Marcel Fratzscher, head of the Berlin-based DIW institute, says Germany’s problems are structural.
The country needs a “long-term transformation programme, with an investment drive, a broad (reduction of its bureaucracy) and strengthening of social systems”, he said in an analysis published over the summer.
Several concerns on the economic front are widely shared – uncertainty about energy costs in the medium term, cumbersome regulations, a lack of skilled labour and a slow shift to a digital economy.
And to make matters worse for Germany’s stagnating economy, business chiefs in June warned that the Government’s decision to shut down the last remaining power plants in favour of renewable energy would see critical industries ditch the country amid electricity shortages.
The head of energy firm RWE said he fears that Germany will face a shortage of electricity that will see prices in the already struggling country soar. …
German energy chiefs have blamed the country’s poor economic outlook on the Government’s green energy ‘disaster’ that has seen the last remaining nuclear power plants shut down. Instead, the focus is now on renewable energy supplies from solar and wind sites.
But the intermittent nature of these green energy sources, which leaves them susceptible to sudden drops during cloudy or windless periods, means Germany’s electricity system remains vulnerable to electricity shortages and price volatility.
Krebber warned that this could have a devastating impact on Germany’s industries that are trying in vain to prop up the country’s flailing economy. …

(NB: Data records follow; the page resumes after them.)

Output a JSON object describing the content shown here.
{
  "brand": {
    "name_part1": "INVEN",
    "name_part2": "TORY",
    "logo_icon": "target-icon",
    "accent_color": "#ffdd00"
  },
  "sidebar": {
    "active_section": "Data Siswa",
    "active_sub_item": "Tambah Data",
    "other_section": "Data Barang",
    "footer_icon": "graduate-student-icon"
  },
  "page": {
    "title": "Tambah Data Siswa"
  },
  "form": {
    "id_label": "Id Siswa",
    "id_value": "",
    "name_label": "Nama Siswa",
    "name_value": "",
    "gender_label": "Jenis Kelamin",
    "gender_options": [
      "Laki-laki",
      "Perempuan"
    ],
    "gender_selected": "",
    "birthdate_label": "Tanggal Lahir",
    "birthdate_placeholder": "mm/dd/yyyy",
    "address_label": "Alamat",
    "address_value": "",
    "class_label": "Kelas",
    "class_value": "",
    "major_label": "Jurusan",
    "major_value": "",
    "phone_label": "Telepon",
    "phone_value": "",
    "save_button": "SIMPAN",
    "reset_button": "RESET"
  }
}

This is all playing into the hands of Germany’s far-right parties, with the Alternative for Germany (AfD)’s popularity surging in the polls over its criticism of what it calls a costly green agenda.